WORK TO COMPLETE ::
Take the listing below and reproduce it in full. Change nothing.

INPUT RECORDS ::
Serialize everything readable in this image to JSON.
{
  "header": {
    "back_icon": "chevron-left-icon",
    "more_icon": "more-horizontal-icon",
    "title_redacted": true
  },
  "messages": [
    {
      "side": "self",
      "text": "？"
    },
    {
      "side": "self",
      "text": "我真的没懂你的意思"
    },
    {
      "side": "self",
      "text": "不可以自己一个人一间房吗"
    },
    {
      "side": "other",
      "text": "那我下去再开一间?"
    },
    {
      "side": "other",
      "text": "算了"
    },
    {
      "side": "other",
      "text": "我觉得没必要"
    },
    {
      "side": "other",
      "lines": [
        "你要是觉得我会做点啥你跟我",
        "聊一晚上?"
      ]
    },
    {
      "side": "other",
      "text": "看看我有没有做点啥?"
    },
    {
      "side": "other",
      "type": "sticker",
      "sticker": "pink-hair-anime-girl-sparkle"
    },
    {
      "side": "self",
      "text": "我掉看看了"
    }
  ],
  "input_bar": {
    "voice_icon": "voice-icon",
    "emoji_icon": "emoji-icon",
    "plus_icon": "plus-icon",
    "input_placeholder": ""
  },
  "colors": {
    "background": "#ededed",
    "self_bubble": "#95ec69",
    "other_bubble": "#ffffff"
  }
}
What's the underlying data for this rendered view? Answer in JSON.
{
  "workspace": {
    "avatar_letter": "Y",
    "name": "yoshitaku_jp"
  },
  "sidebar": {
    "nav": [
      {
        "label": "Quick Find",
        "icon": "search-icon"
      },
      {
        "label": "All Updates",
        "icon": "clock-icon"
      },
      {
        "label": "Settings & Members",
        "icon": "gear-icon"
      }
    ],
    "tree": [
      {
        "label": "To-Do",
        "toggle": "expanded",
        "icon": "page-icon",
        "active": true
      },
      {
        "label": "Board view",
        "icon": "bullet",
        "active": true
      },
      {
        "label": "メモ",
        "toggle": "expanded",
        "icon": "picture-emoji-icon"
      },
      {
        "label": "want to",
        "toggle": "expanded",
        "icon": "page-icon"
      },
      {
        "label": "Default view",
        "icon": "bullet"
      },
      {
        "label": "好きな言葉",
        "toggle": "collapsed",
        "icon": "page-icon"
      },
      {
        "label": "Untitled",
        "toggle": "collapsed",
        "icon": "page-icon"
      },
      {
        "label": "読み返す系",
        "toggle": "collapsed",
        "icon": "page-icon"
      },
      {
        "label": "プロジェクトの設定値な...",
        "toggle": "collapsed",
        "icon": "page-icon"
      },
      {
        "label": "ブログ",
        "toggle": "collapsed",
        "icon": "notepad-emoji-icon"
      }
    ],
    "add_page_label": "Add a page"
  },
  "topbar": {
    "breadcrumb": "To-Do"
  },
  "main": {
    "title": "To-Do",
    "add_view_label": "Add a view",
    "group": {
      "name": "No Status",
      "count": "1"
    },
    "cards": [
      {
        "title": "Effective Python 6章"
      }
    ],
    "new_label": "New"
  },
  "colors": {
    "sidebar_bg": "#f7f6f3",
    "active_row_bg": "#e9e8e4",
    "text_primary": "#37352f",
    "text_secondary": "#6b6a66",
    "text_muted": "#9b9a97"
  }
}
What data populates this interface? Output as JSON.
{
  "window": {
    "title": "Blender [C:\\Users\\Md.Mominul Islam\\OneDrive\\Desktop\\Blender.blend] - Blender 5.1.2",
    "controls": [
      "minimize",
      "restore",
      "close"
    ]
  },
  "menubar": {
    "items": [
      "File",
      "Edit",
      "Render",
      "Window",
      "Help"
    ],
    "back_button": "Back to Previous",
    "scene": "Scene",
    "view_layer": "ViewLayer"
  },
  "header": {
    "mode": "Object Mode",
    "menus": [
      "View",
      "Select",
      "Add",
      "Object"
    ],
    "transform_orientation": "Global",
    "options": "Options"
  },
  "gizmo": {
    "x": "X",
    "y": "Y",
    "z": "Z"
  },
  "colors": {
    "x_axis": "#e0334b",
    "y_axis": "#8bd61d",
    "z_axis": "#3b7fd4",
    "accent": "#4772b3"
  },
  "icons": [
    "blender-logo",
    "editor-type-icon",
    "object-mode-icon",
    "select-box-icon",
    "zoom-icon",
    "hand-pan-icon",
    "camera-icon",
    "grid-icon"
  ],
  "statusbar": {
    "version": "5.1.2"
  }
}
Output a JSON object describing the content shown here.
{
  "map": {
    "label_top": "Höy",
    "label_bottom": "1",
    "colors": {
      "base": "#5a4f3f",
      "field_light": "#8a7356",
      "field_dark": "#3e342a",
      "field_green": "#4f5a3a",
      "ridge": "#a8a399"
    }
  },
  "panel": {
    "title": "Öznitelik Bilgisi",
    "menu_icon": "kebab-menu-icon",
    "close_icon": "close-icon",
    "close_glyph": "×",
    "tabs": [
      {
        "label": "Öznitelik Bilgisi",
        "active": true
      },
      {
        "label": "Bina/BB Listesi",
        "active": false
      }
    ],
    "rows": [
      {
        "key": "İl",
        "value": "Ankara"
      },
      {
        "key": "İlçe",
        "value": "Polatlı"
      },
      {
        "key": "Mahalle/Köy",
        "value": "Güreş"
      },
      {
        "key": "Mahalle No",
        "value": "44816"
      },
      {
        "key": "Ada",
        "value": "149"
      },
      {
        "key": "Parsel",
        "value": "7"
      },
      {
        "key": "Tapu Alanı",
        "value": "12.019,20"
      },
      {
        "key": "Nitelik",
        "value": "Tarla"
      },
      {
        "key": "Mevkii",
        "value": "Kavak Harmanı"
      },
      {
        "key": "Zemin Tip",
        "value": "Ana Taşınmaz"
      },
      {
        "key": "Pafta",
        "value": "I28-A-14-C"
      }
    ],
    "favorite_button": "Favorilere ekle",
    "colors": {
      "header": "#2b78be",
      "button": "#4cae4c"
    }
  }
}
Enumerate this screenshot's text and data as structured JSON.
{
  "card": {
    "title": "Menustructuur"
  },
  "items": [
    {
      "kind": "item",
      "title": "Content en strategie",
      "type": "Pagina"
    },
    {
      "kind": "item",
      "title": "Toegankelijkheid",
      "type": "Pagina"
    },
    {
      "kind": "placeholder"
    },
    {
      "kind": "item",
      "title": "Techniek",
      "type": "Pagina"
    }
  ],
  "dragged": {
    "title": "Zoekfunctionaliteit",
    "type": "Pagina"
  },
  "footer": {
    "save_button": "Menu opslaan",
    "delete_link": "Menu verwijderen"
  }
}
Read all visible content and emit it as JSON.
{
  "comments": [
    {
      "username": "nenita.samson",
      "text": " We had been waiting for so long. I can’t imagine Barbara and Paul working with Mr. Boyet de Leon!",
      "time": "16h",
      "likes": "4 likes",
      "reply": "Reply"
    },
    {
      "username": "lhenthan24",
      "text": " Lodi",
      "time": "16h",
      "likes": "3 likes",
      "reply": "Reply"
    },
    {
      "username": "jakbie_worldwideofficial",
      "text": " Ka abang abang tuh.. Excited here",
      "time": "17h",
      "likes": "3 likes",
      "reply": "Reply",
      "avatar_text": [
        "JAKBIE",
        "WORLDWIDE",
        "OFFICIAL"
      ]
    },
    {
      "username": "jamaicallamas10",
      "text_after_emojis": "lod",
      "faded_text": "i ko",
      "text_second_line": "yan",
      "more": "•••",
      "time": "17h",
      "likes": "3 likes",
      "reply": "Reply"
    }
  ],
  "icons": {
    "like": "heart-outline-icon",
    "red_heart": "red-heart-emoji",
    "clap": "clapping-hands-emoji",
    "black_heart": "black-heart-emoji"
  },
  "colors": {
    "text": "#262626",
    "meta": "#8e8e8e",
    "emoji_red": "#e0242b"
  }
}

COMPLETED TASK ::
Serialize everything readable in this image to JSON.
{
  "header": {
    "back_icon": "chevron-left-icon",
    "more_icon": "more-horizontal-icon",
    "title_redacted": true
  },
  "messages": [
    {
      "side": "self",
      "text": "？"
    },
    {
      "side": "self",
      "text": "我真的没懂你的意思"
    },
    {
      "side": "self",
      "text": "不可以自己一个人一间房吗"
    },
    {
      "side": "other",
      "text": "那我下去再开一间?"
    },
    {
      "side": "other",
      "text": "算了"
    },
    {
      "side": "other",
      "text": "我觉得没必要"
    },
    {
      "side": "other",
      "lines": [
        "你要是觉得我会做点啥你跟我",
        "聊一晚上?"
      ]
    },
    {
      "side": "other",
      "text": "看看我有没有做点啥?"
    },
    {
      "side": "other",
      "type": "sticker",
      "sticker": "pink-hair-anime-girl-sparkle"
    },
    {
      "side": "self",
      "text": "我掉看看了"
    }
  ],
  "input_bar": {
    "voice_icon": "voice-icon",
    "emoji_icon": "emoji-icon",
    "plus_icon": "plus-icon",
    "input_placeholder": ""
  },
  "colors": {
    "background": "#ededed",
    "self_bubble": "#95ec69",
    "other_bubble": "#ffffff"
  }
}
What's the underlying data for this rendered view? Answer in JSON.
{
  "workspace": {
    "avatar_letter": "Y",
    "name": "yoshitaku_jp"
  },
  "sidebar": {
    "nav": [
      {
        "label": "Quick Find",
        "icon": "search-icon"
      },
      {
        "label": "All Updates",
        "icon": "clock-icon"
      },
      {
        "label": "Settings & Members",
        "icon": "gear-icon"
      }
    ],
    "tree": [
      {
        "label": "To-Do",
        "toggle": "expanded",
        "icon": "page-icon",
        "active": true
      },
      {
        "label": "Board view",
        "icon": "bullet",
        "active": true
      },
      {
        "label": "メモ",
        "toggle": "expanded",
        "icon": "picture-emoji-icon"
      },
      {
        "label": "want to",
        "toggle": "expanded",
        "icon": "page-icon"
      },
      {
        "label": "Default view",
        "icon": "bullet"
      },
      {
        "label": "好きな言葉",
        "toggle": "collapsed",
        "icon": "page-icon"
      },
      {
        "label": "Untitled",
        "toggle": "collapsed",
        "icon": "page-icon"
      },
      {
        "label": "読み返す系",
        "toggle": "collapsed",
        "icon": "page-icon"
      },
      {
        "label": "プロジェクトの設定値な...",
        "toggle": "collapsed",
        "icon": "page-icon"
      },
      {
        "label": "ブログ",
        "toggle": "collapsed",
        "icon": "notepad-emoji-icon"
      }
    ],
    "add_page_label": "Add a page"
  },
  "topbar": {
    "breadcrumb": "To-Do"
  },
  "main": {
    "title": "To-Do",
    "add_view_label": "Add a view",
    "group": {
      "name": "No Status",
      "count": "1"
    },
    "cards": [
      {
        "title": "Effective Python 6章"
      }
    ],
    "new_label": "New"
  },
  "colors": {
    "sidebar_bg": "#f7f6f3",
    "active_row_bg": "#e9e8e4",
    "text_primary": "#37352f",
    "text_secondary": "#6b6a66",
    "text_muted": "#9b9a97"
  }
}
What data populates this interface? Output as JSON.
{
  "window": {
    "title": "Blender [C:\\Users\\Md.Mominul Islam\\OneDrive\\Desktop\\Blender.blend] - Blender 5.1.2",
    "controls": [
      "minimize",
      "restore",
      "close"
    ]
  },
  "menubar": {
    "items": [
      "File",
      "Edit",
      "Render",
      "Window",
      "Help"
    ],
    "back_button": "Back to Previous",
    "scene": "Scene",
    "view_layer": "ViewLayer"
  },
  "header": {
    "mode": "Object Mode",
    "menus": [
      "View",
      "Select",
      "Add",
      "Object"
    ],
    "transform_orientation": "Global",
    "options": "Options"
  },
  "gizmo": {
    "x": "X",
    "y": "Y",
    "z": "Z"
  },
  "colors": {
    "x_axis": "#e0334b",
    "y_axis": "#8bd61d",
    "z_axis": "#3b7fd4",
    "accent": "#4772b3"
  },
  "icons": [
    "blender-logo",
    "editor-type-icon",
    "object-mode-icon",
    "select-box-icon",
    "zoom-icon",
    "hand-pan-icon",
    "camera-icon",
    "grid-icon"
  ],
  "statusbar": {
    "version": "5.1.2"
  }
}
Output a JSON object describing the content shown here.
{
  "map": {
    "label_top": "Höy",
    "label_bottom": "1",
    "colors": {
      "base": "#5a4f3f",
      "field_light": "#8a7356",
      "field_dark": "#3e342a",
      "field_green": "#4f5a3a",
      "ridge": "#a8a399"
    }
  },
  "panel": {
    "title": "Öznitelik Bilgisi",
    "menu_icon": "kebab-menu-icon",
    "close_icon": "close-icon",
    "close_glyph": "×",
    "tabs": [
      {
        "label": "Öznitelik Bilgisi",
        "active": true
      },
      {
        "label": "Bina/BB Listesi",
        "active": false
      }
    ],
    "rows": [
      {
        "key": "İl",
        "value": "Ankara"
      },
      {
        "key": "İlçe",
        "value": "Polatlı"
      },
      {
        "key": "Mahalle/Köy",
        "value": "Güreş"
      },
      {
        "key": "Mahalle No",
        "value": "44816"
      },
      {
        "key": "Ada",
        "value": "149"
      },
      {
        "key": "Parsel",
        "value": "7"
      },
      {
        "key": "Tapu Alanı",
        "value": "12.019,20"
      },
      {
        "key": "Nitelik",
        "value": "Tarla"
      },
      {
        "key": "Mevkii",
        "value": "Kavak Harmanı"
      },
      {
        "key": "Zemin Tip",
        "value": "Ana Taşınmaz"
      },
      {
        "key": "Pafta",
        "value": "I28-A-14-C"
      }
    ],
    "favorite_button": "Favorilere ekle",
    "colors": {
      "header": "#2b78be",
      "button": "#4cae4c"
    }
  }
}
Enumerate this screenshot's text and data as structured JSON.
{
  "card": {
    "title": "Menustructuur"
  },
  "items": [
    {
      "kind": "item",
      "title": "Content en strategie",
      "type": "Pagina"
    },
    {
      "kind": "item",
      "title": "Toegankelijkheid",
      "type": "Pagina"
    },
    {
      "kind": "placeholder"
    },
    {
      "kind": "item",
      "title": "Techniek",
      "type": "Pagina"
    }
  ],
  "dragged": {
    "title": "Zoekfunctionaliteit",
    "type": "Pagina"
  },
  "footer": {
    "save_button": "Menu opslaan",
    "delete_link": "Menu verwijderen"
  }
}
Read all visible content and emit it as JSON.
{
  "comments": [
    {
      "username": "nenita.samson",
      "text": " We had been waiting for so long. I can’t imagine Barbara and Paul working with Mr. Boyet de Leon!",
      "time": "16h",
      "likes": "4 likes",
      "reply": "Reply"
    },
    {
      "username": "lhenthan24",
      "text": " Lodi",
      "time": "16h",
      "likes": "3 likes",
      "reply": "Reply"
    },
    {
      "username": "jakbie_worldwideofficial",
      "text": " Ka abang abang tuh.. Excited here",
      "time": "17h",
      "likes": "3 likes",
      "reply": "Reply",
      "avatar_text": [
        "JAKBIE",
        "WORLDWIDE",
        "OFFICIAL"
      ]
    },
    {
      "username": "jamaicallamas10",
      "text_after_emojis": "lod",
      "faded_text": "i ko",
      "text_second_line": "yan",
      "more": "•••",
      "time": "17h",
      "likes": "3 likes",
      "reply": "Reply"
    }
  ],
  "icons": {
    "like": "heart-outline-icon",
    "red_heart": "red-heart-emoji",
    "clap": "clapping-hands-emoji",
    "black_heart": "black-heart-emoji"
  },
  "colors": {
    "text": "#262626",
    "meta": "#8e8e8e",
    "emoji_red": "#e0242b"
  }
}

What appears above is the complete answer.